Problem requirements:
Copy out every line holding the string "data" from the records below.

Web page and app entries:
--------------------------------

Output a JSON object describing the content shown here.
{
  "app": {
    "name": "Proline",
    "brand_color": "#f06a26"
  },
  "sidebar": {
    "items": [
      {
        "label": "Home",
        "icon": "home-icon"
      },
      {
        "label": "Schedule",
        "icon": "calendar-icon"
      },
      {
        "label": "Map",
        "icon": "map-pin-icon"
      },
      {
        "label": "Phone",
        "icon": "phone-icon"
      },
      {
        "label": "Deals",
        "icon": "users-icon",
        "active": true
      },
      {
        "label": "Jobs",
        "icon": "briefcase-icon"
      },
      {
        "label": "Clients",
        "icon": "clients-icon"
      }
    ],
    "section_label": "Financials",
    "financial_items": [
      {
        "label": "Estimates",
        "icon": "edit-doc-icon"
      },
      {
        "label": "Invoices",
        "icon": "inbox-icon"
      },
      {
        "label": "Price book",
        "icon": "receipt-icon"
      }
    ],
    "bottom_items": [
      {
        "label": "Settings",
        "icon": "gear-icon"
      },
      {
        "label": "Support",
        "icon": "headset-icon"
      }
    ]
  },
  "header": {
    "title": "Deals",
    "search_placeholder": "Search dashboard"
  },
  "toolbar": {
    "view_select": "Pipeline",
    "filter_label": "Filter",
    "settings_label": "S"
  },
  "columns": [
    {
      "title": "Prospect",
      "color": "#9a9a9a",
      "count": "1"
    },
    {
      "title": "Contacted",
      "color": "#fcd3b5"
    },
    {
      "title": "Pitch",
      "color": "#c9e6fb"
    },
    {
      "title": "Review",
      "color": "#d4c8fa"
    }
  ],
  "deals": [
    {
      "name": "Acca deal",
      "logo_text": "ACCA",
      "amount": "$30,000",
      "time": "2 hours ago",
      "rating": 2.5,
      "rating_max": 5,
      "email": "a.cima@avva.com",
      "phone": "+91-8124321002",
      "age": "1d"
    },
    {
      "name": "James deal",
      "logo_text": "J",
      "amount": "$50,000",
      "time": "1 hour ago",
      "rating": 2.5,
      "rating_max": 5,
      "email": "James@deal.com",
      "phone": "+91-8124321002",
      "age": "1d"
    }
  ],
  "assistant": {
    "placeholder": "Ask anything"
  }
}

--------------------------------

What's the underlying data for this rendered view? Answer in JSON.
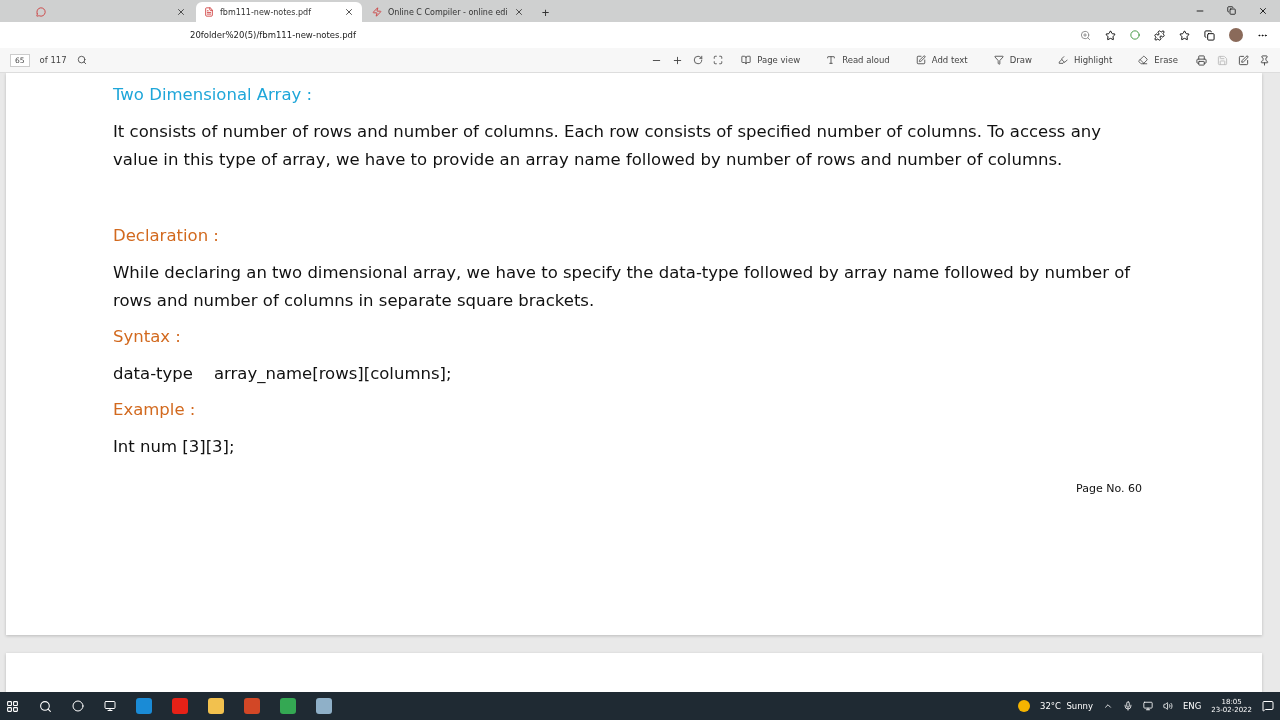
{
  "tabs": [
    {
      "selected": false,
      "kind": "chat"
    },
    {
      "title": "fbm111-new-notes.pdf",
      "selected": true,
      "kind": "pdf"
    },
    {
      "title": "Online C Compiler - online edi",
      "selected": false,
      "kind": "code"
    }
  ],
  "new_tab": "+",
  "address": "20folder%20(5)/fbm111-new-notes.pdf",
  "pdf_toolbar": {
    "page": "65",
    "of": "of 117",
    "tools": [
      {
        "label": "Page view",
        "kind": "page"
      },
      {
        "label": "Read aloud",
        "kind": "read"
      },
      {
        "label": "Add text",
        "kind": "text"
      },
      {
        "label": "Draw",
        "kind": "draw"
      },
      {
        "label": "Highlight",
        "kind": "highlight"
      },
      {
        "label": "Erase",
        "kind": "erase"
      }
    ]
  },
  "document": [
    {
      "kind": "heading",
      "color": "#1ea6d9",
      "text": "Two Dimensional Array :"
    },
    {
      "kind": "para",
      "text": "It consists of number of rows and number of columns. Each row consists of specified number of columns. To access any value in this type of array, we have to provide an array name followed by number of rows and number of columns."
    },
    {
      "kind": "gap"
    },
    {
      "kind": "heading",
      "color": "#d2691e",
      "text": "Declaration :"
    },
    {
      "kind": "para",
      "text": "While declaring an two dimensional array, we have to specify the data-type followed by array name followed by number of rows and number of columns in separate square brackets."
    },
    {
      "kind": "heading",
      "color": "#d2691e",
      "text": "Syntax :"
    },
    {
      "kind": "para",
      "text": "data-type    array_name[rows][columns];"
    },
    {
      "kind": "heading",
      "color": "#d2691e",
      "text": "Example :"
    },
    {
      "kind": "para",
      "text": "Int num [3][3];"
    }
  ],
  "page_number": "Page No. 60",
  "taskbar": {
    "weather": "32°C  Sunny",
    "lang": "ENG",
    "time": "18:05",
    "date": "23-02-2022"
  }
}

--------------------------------

Solution:
What's the underlying data for this rendered view? Answer in JSON.
      "text": "While declaring an two dimensional array, we have to specify the data-type followed by array name followed by number of rows and number of columns in separate square brackets."
      "text": "data-type    array_name[rows][columns];"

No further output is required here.